▶ _Task_
Each line below has to be output exactly, from first to last.

(Dataset rows describing interfaces)
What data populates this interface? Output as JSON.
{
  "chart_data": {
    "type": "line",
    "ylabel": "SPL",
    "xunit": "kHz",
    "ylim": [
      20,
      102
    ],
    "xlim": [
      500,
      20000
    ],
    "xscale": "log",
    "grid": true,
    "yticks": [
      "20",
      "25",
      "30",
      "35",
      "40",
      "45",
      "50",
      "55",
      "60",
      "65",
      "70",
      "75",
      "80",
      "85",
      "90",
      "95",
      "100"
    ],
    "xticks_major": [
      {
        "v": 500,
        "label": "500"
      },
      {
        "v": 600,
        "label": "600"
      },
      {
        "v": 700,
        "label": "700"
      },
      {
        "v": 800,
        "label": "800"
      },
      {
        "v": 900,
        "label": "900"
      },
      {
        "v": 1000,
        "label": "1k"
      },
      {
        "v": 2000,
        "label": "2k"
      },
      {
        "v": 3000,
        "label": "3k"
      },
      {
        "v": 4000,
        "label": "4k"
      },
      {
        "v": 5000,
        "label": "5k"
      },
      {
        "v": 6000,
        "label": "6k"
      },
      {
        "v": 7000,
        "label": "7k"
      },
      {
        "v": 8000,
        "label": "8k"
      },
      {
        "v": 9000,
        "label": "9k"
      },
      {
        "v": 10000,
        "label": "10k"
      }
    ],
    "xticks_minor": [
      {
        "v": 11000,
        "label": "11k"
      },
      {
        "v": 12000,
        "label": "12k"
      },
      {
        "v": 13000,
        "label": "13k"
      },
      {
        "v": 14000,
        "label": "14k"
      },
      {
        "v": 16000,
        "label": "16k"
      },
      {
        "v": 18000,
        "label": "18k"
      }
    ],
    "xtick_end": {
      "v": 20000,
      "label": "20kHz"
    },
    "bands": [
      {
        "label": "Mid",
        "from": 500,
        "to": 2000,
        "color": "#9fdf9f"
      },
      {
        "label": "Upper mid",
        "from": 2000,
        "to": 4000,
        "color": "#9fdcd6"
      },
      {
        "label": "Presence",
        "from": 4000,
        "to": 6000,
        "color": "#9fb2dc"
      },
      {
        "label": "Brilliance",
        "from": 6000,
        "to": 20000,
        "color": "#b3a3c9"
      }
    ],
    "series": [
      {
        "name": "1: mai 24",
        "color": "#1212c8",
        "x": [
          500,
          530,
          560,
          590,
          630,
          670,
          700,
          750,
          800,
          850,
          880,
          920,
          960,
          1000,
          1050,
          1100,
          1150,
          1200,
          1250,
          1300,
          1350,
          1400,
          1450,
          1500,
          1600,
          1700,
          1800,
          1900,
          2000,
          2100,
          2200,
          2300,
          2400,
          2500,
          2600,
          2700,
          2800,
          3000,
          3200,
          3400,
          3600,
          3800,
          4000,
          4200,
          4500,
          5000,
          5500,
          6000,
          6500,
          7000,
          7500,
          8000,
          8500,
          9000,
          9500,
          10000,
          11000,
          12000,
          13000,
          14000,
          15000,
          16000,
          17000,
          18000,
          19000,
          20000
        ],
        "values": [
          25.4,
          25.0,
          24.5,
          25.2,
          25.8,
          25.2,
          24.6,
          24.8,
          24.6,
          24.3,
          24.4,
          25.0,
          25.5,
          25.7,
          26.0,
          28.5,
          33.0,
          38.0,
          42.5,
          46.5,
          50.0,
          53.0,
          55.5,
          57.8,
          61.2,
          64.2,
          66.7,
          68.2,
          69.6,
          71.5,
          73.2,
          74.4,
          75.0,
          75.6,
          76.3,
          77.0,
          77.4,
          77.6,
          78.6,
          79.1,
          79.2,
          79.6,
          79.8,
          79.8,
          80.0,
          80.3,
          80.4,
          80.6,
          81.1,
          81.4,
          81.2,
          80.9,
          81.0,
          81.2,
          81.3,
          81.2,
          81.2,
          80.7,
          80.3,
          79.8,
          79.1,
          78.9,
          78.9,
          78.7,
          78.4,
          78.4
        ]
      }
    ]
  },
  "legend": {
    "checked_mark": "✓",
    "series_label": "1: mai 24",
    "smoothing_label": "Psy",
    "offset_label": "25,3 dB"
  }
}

▶ _Result of this task_
What data populates this interface? Output as JSON.
{
  "chart_data": {
    "type": "line",
    "ylabel": "SPL",
    "xunit": "kHz",
    "ylim": [
      20,
      102
    ],
    "xlim": [
      500,
      20000
    ],
    "xscale": "log",
    "grid": true,
    "yticks": [
      "20",
      "25",
      "30",
      "35",
      "40",
      "45",
      "50",
      "55",
      "60",
      "65",
      "70",
      "75",
      "80",
      "85",
      "90",
      "95",
      "100"
    ],
    "xticks_major": [
      {
        "v": 500,
        "label": "500"
      },
      {
        "v": 600,
        "label": "600"
      },
      {
        "v": 700,
        "label": "700"
      },
      {
        "v": 800,
        "label": "800"
      },
      {
        "v": 900,
        "label": "900"
      },
      {
        "v": 1000,
        "label": "1k"
      },
      {
        "v": 2000,
        "label": "2k"
      },
      {
        "v": 3000,
        "label": "3k"
      },
      {
        "v": 4000,
        "label": "4k"
      },
      {
        "v": 5000,
        "label": "5k"
      },
      {
        "v": 6000,
        "label": "6k"
      },
      {
        "v": 7000,
        "label": "7k"
      },
      {
        "v": 8000,
        "label": "8k"
      },
      {
        "v": 9000,
        "label": "9k"
      },
      {
        "v": 10000,
        "label": "10k"
      }
    ],
    "xticks_minor": [
      {
        "v": 11000,
        "label": "11k"
      },
      {
        "v": 12000,
        "label": "12k"
      },
      {
        "v": 13000,
        "label": "13k"
      },
      {
        "v": 14000,
        "label": "14k"
      },
      {
        "v": 16000,
        "label": "16k"
      },
      {
        "v": 18000,
        "label": "18k"
      }
    ],
    "xtick_end": {
      "v": 20000,
      "label": "20kHz"
    },
    "bands": [
      {
        "label": "Mid",
        "from": 500,
        "to": 2000,
        "color": "#9fdf9f"
      },
      {
        "label": "Upper mid",
        "from": 2000,
        "to": 4000,
        "color": "#9fdcd6"
      },
      {
        "label": "Presence",
        "from": 4000,
        "to": 6000,
        "color": "#9fb2dc"
      },
      {
        "label": "Brilliance",
        "from": 6000,
        "to": 20000,
        "color": "#b3a3c9"
      }
    ],
    "series": [
      {
        "name": "1: mai 24",
        "color": "#1212c8",
        "x": [
          500,
          530,
          560,
          590,
          630,
          670,
          700,
          750,
          800,
          850,
          880,
          920,
          960,
          1000,
          1050,
          1100,
          1150,
          1200,
          1250,
          1300,
          1350,
          1400,
          1450,
          1500,
          1600,
          1700,
          1800,
          1900,
          2000,
          2100,
          2200,
          2300,
          2400,
          2500,
          2600,
          2700,
          2800,
          3000,
          3200,
          3400,
          3600,
          3800,
          4000,
          4200,
          4500,
          5000,
          5500,
          6000,
          6500,
          7000,
          7500,
          8000,
          8500,
          9000,
          9500,
          10000,
          11000,
          12000,
          13000,
          14000,
          15000,
          16000,
          17000,
          18000,
          19000,
          20000
        ],
        "values": [
          25.4,
          25.0,
          24.5,
          25.2,
          25.8,
          25.2,
          24.6,
          24.8,
          24.6,
          24.3,
          24.4,
          25.0,
          25.5,
          25.7,
          26.0,
          28.5,
          33.0,
          38.0,
          42.5,
          46.5,
          50.0,
          53.0,
          55.5,
          57.8,
          61.2,
          64.2,
          66.7,
          68.2,
          69.6,
          71.5,
          73.2,
          74.4,
          75.0,
          75.6,
          76.3,
          77.0,
          77.4,
          77.6,
          78.6,
          79.1,
          79.2,
          79.6,
          79.8,
          79.8,
          80.0,
          80.3,
          80.4,
          80.6,
          81.1,
          81.4,
          81.2,
          80.9,
          81.0,
          81.2,
          81.3,
          81.2,
          81.2,
          80.7,
          80.3,
          79.8,
          79.1,
          78.9,
          78.9,
          78.7,
          78.4,
          78.4
        ]
      }
    ]
  },
  "legend": {
    "checked_mark": "✓",
    "series_label": "1: mai 24",
    "smoothing_label": "Psy",
    "offset_label": "25,3 dB"
  }
}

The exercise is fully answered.